**WHAT THIS TASK INVOLVES**
Report each line from the records where the string "Scene" turns up.

[Page and application data records]
=== Begin Enclosure ===

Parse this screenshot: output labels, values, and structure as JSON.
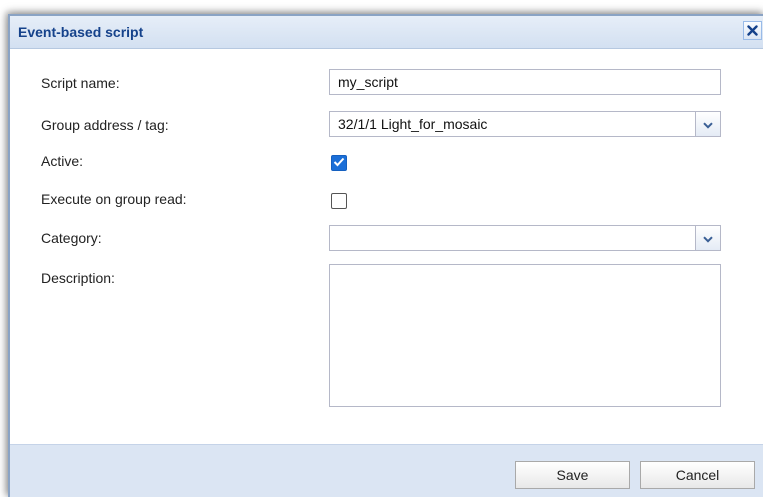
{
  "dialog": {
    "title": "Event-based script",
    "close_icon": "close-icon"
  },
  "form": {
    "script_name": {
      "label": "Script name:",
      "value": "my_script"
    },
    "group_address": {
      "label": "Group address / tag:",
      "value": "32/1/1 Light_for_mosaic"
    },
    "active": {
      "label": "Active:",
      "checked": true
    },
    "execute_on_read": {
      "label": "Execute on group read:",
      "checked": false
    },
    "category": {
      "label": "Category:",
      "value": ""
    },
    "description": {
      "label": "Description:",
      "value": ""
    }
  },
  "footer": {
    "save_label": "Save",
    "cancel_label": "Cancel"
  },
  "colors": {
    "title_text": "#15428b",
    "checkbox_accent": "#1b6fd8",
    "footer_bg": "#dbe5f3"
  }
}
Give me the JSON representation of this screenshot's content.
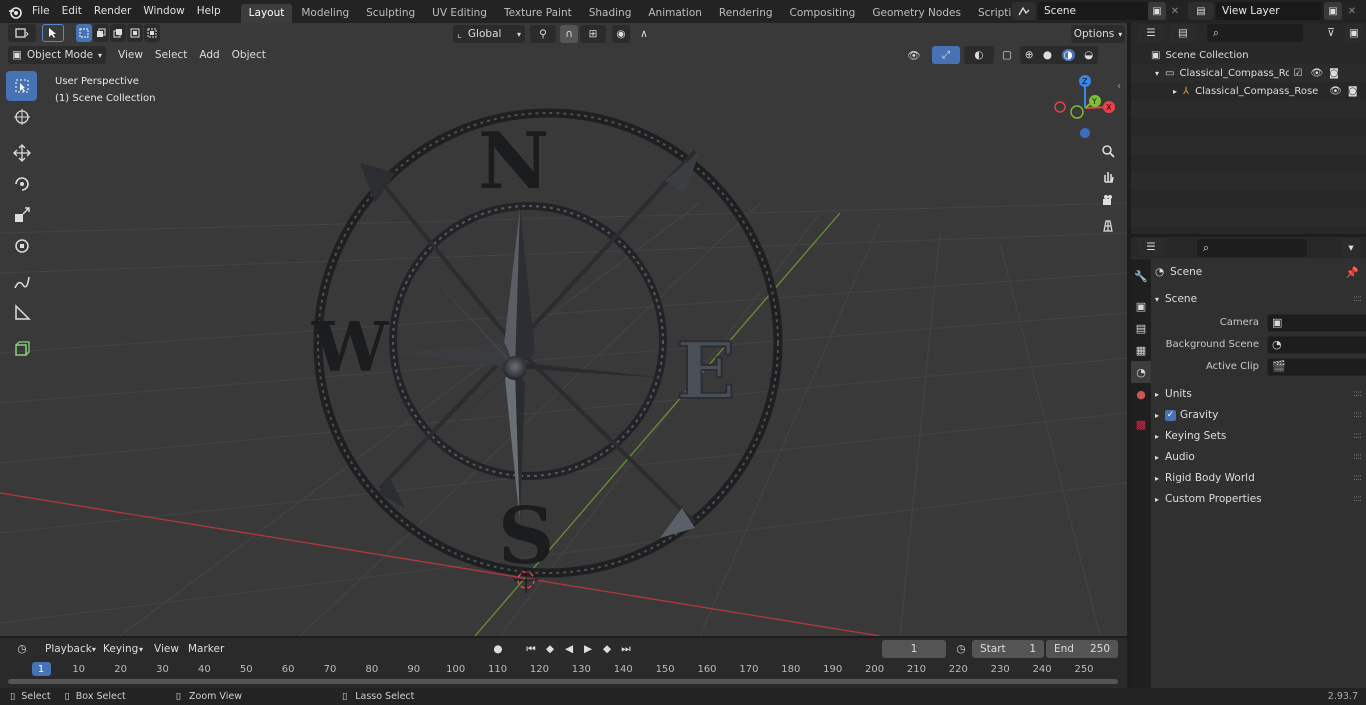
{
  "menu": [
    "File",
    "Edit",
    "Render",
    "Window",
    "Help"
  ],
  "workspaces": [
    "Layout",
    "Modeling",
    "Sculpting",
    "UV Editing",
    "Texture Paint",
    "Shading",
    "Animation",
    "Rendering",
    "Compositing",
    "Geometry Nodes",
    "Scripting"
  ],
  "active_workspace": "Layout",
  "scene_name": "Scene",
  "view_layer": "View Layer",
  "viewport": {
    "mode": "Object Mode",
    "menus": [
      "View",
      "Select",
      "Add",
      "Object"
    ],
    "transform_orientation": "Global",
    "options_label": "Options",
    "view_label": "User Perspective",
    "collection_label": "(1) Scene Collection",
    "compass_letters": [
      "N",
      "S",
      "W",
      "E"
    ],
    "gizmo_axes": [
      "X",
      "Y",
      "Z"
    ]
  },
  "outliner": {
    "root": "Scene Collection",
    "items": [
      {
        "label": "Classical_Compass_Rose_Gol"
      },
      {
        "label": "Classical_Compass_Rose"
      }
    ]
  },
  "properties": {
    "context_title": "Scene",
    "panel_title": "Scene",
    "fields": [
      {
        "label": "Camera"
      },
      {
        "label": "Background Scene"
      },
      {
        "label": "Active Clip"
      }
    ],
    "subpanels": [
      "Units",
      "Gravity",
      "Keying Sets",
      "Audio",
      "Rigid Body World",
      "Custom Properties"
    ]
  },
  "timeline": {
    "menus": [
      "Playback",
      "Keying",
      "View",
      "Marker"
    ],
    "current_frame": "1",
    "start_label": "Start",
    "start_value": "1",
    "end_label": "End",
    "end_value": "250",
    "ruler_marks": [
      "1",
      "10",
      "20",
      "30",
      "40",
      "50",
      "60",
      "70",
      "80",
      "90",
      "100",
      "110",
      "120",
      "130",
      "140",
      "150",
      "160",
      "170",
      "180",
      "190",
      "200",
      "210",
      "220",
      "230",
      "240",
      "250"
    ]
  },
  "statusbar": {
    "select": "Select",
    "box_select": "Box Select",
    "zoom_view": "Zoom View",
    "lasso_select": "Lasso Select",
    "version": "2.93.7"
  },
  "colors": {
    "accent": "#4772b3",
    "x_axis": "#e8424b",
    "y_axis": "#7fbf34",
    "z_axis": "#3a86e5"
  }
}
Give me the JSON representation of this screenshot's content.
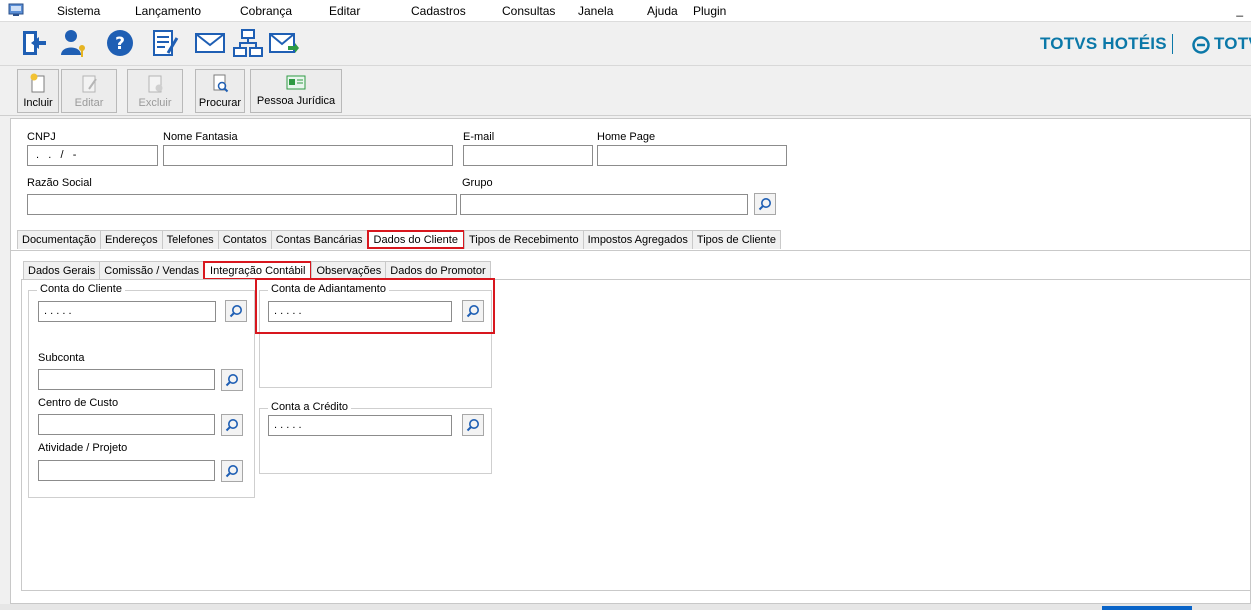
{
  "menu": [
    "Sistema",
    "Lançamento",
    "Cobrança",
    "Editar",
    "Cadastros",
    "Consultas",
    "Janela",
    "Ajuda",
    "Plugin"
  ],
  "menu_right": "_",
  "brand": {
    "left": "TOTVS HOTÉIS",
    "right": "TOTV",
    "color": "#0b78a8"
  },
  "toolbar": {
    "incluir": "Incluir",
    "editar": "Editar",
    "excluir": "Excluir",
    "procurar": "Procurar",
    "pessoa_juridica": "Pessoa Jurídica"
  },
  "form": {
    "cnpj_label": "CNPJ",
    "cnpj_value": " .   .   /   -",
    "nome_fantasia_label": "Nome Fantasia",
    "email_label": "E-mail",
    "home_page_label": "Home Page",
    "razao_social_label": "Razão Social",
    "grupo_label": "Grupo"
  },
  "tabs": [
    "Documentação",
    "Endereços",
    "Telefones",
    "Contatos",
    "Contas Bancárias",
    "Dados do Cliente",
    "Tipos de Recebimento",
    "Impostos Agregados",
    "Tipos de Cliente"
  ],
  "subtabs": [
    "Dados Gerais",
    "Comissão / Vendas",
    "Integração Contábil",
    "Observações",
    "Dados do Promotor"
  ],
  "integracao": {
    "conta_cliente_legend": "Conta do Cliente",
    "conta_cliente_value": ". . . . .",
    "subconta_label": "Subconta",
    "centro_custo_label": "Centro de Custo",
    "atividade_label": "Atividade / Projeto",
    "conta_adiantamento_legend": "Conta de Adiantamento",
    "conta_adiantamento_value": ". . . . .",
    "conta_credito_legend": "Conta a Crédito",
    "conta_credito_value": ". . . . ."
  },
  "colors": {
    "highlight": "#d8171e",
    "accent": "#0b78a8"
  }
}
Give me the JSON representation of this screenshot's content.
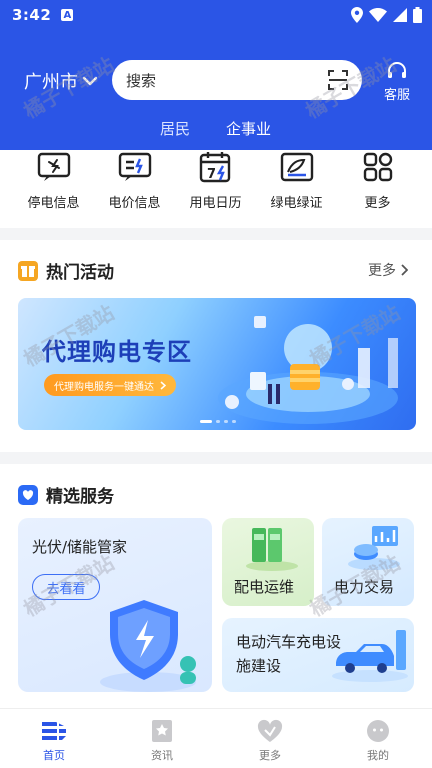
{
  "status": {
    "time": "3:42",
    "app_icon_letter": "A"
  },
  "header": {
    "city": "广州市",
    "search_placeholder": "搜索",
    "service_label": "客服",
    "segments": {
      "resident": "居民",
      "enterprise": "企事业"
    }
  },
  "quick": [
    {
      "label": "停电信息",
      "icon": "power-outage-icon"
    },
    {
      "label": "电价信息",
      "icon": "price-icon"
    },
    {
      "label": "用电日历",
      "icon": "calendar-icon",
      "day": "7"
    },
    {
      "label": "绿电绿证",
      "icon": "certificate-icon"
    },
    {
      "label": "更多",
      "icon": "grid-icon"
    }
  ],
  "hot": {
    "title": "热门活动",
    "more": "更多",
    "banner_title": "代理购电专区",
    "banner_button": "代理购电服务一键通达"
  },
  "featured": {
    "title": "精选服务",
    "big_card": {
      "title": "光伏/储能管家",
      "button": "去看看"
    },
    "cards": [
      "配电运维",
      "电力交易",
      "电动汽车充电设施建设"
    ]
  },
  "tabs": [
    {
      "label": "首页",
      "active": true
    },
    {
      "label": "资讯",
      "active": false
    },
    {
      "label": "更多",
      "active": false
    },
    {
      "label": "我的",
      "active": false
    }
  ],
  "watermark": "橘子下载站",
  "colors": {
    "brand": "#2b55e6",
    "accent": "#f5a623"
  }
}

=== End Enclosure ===

**SOLUTION FOR THIS EXERCISE**
  "scene_name": "Scene",
    "collection_label": "(1) Scene Collection",
    "root": "Scene Collection",
    "context_title": "Scene",
    "panel_title": "Scene",
        "label": "Background Scene"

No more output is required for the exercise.